skip navigation


Abstract Database

Register for Latest Research

Stay Informed
Register with NCJRS to receive NCJRS's biweekly e-newsletter JUSTINFO and additional periodic emails from NCJRS and the NCJRS federal sponsors that highlight the latest research published or sponsored by the Office of Justice Programs.

NCJRS Abstract

To download this abstract, check the box next to the NCJ number then click the "Back To Search Results" link. Then, click the "Download" button on the Search Results page. Also see the Obtain Documents page for direction on how to access resources online, via mail, through interlibrary loans, or in a local library.
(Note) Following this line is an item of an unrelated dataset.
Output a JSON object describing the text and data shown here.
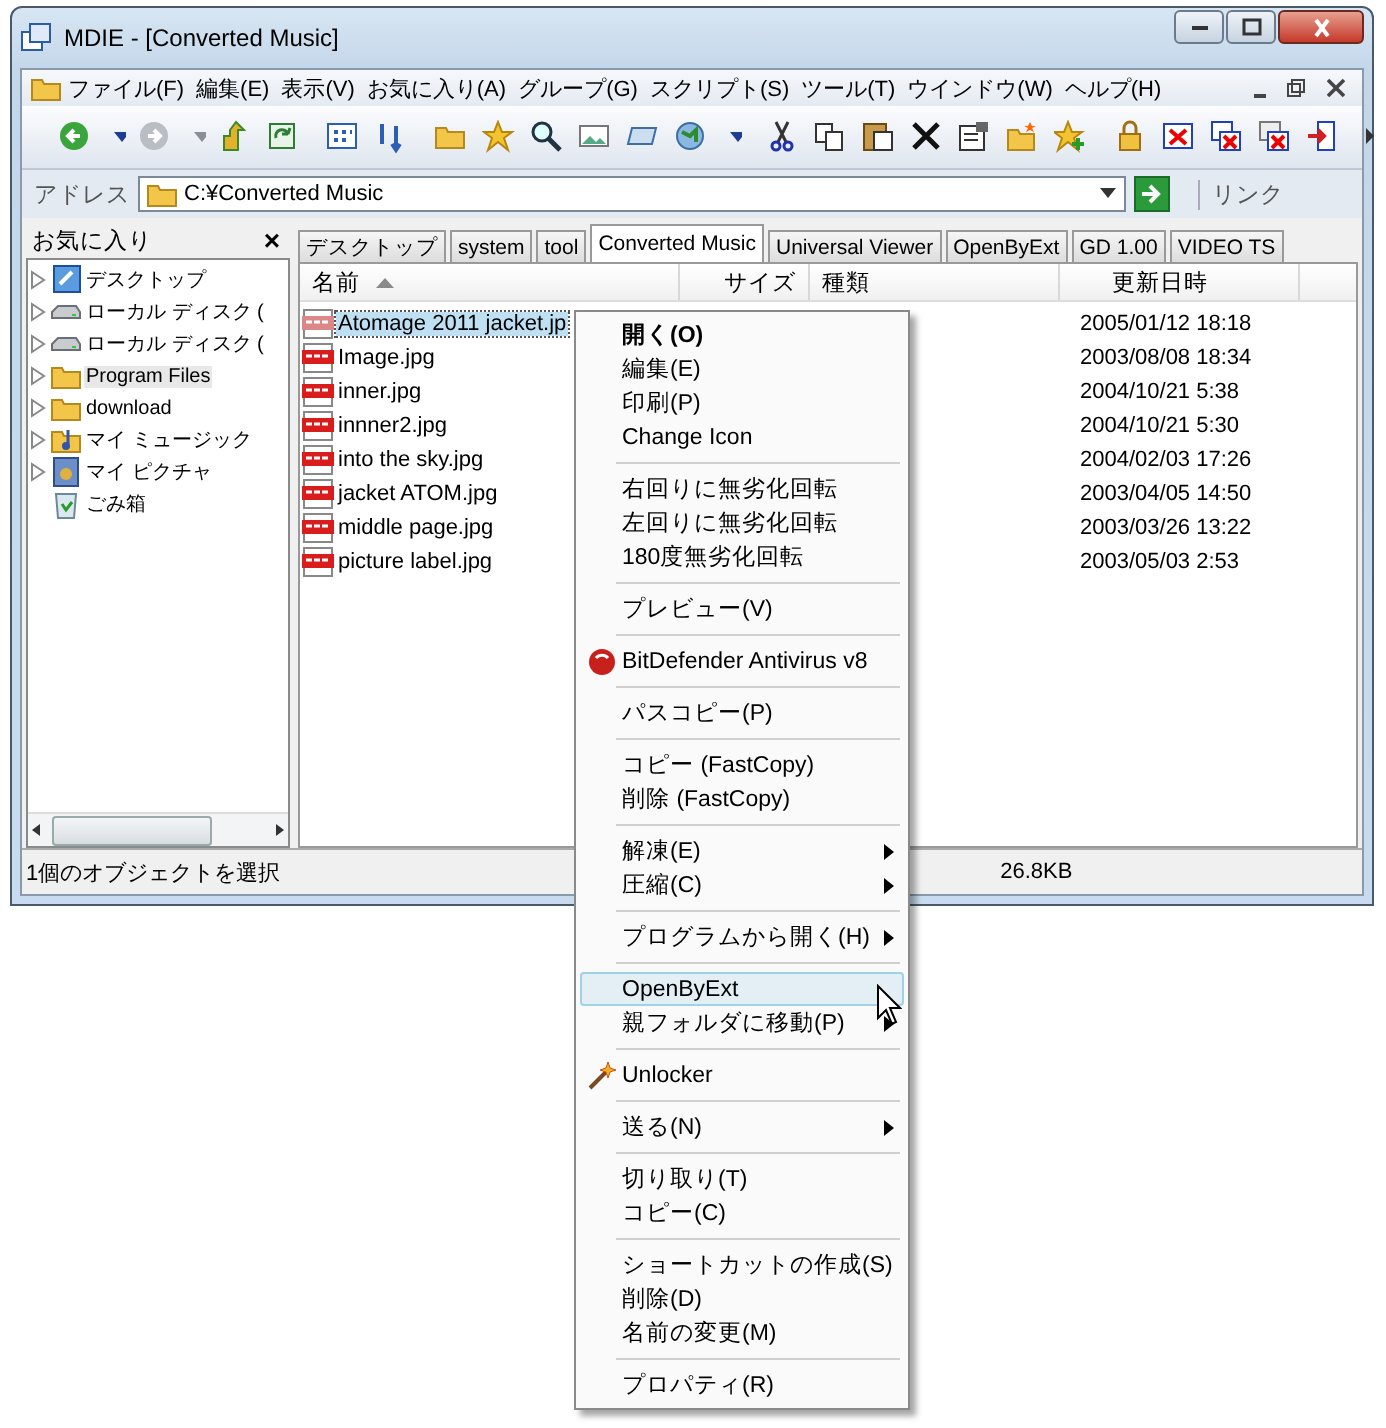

NCJ Number: 206302 Add to Shopping cart Find in a Library
Title: Comparing the Diagnostic Accuracy of Six Potential Screening Instruments for Bipolar Disorder in Youths Aged 5 to 17 Years
Journal: Journal of the American Academy of Child & Adolescent Psychiatry  Volume:43  Issue:7  Dated:July 2004  Pages:847-858
Author(s): Eric A. Youngstrom Ph.D.; Robert L. Findling M.D.; Joseph R. Calabrese M.D.; Barbara L. Gracious M.D.; Christine Demeter B.A.; Denise DelPorto Bedoya M.A.; Megan Price M.A.
Date Published: July 2004
Page Count: 12
Sponsoring Agency: National Institute of Mental Health
Bethesda, MD 20852
Grant Number: MH-066647
Type: Report (Study/Research) ; Test/Measurement
Format: Article
Language: English
Country: United States of America
Annotation: This study compared the diagnostic efficiency of six index tests in predicting juvenile bipolar disorder in two large outpatient samples, ages 5 to 10 and 11 to 17.
Abstract: Participants were 318 youths aged 5 to 10 (50 percent with bipolar diagnoses) and 324 youths ages 11 to 17 (41 percent with bipolar diagnoses). Both the youth and the primary caregiver were include in the assessments. All participants and their families completed a semistructured diagnostic interview using the Schedule for Affective Disorders and Schizophrenia for School-Age Children. Index tests used were the Parent Young Mania Rating Scale, the General Behavior Inventory, the Parent General Behavior Inventory, the Child Behavior Checklist, the Youth Self-Report, and the Achenbach Teacher Report Form. To maximize the usable sample size and to avoid the possible introduction of bias due to missing data, the study used the multiple-imputation procedure developed by Graham and Schafer, imputing 10 sets of value separately for the younger and older samples. Areas under the curve (AUC's) from receiver operating characteristic analyses and multilevel likelihood ratios quantified test performance. Findings indicate that in identifying bipolar disorders, the Parent Report (AUC's from 0.78 to 0.84 in both age groups) outperformed the Teacher Report (AUC of 0.57 in the younger sample and 0.70 in the older sample) as well as the General Behavior Inventory (AUC's 0.67) and the Youth Self-Report (0.71). Combining tests did not produce clinically useful classification improvement. The findings thus suggest that the Parent report on these instruments could facilitate differential diagnosis of bipolar disorder in youths ages 5-17, especially by decreasing the rate of false-positive diagnoses. 4 tables and 73 references
Main Term(s): Juvenile mental health services
Index Term(s): Diagnostic and reception processing; Emotional disorders; Instrument validation; Juvenile delinquency factors; Mental disorders; Psychological evaluation
To cite this abstract, use the following link:

*A link to the full-text document is provided whenever possible. For documents not available online, a link to the publisher's website is provided. Tell us how you use the NCJRS Library and Abstracts Database - send us your feedback.